> _ASSIGNED TASK_: In the entries below, find every line holding the string "JSON" and collect it.

++++++++++++++++++++

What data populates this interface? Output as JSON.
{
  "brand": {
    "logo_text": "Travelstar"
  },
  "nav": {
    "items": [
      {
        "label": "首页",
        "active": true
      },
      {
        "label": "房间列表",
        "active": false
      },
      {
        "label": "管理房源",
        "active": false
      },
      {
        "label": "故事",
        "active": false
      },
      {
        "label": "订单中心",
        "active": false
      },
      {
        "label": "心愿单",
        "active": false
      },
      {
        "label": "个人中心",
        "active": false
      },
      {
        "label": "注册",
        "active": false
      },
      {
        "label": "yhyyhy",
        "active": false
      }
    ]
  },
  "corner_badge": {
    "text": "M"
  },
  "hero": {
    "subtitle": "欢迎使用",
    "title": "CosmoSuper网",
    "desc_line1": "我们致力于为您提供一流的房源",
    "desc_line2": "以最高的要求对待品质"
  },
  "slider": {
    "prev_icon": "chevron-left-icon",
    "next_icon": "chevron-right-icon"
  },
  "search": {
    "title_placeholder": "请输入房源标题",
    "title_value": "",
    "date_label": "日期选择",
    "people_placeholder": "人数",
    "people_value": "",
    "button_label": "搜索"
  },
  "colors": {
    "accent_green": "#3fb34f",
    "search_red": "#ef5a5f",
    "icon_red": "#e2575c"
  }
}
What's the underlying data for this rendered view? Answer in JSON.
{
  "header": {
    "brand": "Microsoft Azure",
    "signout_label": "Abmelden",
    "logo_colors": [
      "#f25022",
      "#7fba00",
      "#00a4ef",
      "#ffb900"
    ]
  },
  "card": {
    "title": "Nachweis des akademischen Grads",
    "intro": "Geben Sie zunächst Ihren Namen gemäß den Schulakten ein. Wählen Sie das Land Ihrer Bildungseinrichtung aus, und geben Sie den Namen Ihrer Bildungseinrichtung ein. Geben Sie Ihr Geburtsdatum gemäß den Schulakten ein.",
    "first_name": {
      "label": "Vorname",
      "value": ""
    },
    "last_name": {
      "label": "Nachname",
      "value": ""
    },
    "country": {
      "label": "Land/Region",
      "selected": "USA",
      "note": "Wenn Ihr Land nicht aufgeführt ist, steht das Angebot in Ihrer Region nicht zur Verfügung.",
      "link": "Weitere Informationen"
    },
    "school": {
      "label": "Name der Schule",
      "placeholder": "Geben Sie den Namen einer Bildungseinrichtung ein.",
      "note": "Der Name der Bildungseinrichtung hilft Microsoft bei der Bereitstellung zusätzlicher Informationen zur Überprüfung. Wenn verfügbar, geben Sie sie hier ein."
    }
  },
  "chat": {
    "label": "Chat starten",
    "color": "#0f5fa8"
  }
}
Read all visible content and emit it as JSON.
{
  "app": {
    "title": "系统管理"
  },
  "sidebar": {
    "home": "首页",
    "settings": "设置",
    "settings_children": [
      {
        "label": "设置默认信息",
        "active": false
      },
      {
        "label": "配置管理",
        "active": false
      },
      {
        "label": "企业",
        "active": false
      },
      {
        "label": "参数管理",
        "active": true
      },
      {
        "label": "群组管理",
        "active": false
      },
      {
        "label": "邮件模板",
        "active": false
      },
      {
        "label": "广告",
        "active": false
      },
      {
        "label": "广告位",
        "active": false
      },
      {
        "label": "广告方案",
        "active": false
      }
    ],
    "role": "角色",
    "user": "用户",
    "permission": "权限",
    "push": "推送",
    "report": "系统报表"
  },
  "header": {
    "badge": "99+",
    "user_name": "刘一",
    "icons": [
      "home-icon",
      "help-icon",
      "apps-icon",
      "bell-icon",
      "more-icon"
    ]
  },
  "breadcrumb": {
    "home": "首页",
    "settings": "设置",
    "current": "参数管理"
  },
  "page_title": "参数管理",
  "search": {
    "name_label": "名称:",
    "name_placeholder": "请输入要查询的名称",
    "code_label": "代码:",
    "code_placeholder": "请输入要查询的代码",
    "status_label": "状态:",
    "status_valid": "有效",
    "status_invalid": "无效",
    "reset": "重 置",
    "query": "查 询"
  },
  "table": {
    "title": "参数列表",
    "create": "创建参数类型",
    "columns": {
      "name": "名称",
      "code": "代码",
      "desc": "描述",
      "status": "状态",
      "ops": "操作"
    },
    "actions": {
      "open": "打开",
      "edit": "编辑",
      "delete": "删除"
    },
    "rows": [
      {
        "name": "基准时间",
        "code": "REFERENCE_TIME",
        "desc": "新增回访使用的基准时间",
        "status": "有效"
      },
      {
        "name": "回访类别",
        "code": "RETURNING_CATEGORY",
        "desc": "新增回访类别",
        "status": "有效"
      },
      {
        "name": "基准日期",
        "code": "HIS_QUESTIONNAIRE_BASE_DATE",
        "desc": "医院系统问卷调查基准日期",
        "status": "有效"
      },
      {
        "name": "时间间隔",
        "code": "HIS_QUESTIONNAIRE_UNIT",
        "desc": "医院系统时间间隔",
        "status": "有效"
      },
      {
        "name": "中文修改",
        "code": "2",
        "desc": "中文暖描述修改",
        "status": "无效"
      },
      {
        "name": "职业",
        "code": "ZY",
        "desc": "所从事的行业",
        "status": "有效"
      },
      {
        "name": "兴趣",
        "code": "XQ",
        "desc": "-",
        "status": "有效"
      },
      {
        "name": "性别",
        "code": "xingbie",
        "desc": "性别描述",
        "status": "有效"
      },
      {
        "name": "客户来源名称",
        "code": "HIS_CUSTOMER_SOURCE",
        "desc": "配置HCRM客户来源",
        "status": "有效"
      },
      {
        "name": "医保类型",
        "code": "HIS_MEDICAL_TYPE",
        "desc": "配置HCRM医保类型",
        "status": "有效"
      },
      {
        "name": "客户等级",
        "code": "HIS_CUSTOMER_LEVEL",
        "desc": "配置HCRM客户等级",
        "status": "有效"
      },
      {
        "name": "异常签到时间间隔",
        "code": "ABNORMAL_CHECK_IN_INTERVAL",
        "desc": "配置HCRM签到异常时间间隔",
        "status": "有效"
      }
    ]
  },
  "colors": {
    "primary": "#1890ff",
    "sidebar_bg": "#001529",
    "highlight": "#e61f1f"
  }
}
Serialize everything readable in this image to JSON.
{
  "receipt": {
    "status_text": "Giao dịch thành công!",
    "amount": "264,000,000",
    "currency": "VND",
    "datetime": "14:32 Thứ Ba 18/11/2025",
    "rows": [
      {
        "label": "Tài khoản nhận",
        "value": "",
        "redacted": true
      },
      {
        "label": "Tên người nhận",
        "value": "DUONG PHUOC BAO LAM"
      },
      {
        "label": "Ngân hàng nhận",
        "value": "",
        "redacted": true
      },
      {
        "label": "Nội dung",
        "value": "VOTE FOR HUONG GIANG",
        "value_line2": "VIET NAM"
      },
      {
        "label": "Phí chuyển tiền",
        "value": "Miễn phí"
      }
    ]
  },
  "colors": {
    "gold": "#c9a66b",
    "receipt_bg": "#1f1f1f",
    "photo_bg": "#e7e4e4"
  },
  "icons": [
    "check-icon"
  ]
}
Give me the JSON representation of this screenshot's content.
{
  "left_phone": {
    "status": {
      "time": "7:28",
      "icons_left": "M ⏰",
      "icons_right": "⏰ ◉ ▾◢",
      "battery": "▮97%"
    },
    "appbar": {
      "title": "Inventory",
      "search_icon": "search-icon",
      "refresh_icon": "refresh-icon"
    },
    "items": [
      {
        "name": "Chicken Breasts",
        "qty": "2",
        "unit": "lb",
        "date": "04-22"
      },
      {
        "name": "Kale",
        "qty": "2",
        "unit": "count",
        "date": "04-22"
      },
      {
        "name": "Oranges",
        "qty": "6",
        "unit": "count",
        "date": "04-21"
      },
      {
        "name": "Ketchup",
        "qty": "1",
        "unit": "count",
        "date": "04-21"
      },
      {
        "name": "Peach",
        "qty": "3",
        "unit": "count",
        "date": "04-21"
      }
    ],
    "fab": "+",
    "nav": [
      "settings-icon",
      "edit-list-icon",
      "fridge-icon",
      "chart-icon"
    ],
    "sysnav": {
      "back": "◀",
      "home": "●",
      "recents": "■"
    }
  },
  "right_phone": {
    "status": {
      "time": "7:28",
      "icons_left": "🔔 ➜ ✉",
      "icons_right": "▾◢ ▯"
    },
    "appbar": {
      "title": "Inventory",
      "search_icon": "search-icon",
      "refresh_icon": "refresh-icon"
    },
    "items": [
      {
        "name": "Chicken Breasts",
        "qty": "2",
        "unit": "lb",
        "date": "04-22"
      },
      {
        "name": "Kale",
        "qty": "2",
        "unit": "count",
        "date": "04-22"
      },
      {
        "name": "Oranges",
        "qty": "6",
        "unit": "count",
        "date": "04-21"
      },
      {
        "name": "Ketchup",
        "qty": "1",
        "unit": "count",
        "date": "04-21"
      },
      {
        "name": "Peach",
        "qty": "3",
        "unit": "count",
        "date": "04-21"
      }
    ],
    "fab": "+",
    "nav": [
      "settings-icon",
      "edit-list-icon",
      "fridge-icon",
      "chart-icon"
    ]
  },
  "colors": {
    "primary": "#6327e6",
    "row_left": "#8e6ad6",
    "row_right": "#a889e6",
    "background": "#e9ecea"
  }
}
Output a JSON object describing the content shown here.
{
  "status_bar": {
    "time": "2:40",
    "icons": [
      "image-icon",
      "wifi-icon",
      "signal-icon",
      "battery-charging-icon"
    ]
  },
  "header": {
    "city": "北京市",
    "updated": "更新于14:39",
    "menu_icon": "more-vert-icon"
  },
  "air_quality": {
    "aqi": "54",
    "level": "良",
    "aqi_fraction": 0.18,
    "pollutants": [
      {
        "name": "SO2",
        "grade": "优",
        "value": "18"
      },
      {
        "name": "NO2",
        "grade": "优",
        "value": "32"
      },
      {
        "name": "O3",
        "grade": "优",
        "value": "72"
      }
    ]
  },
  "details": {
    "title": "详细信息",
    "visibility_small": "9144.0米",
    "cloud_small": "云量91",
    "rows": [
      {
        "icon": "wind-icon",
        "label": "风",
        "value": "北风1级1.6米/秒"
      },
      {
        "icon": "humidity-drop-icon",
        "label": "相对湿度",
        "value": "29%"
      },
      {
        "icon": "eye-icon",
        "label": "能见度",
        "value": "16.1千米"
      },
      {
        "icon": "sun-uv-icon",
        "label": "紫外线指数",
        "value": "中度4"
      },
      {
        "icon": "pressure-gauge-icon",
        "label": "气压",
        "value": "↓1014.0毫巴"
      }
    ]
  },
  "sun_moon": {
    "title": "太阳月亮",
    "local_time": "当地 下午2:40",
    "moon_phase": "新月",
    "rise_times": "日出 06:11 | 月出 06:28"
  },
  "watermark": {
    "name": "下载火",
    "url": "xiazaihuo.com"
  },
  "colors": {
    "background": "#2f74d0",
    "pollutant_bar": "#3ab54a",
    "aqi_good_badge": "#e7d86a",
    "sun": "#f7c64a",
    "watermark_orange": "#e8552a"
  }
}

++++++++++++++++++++

> _ANSWER FOR THE TASK_:
What data populates this interface? Output as JSON.
What's the underlying data for this rendered view? Answer in JSON.
Read all visible content and emit it as JSON.
Serialize everything readable in this image to JSON.
Give me the JSON representation of this screenshot's content.
Output a JSON object describing the content shown here.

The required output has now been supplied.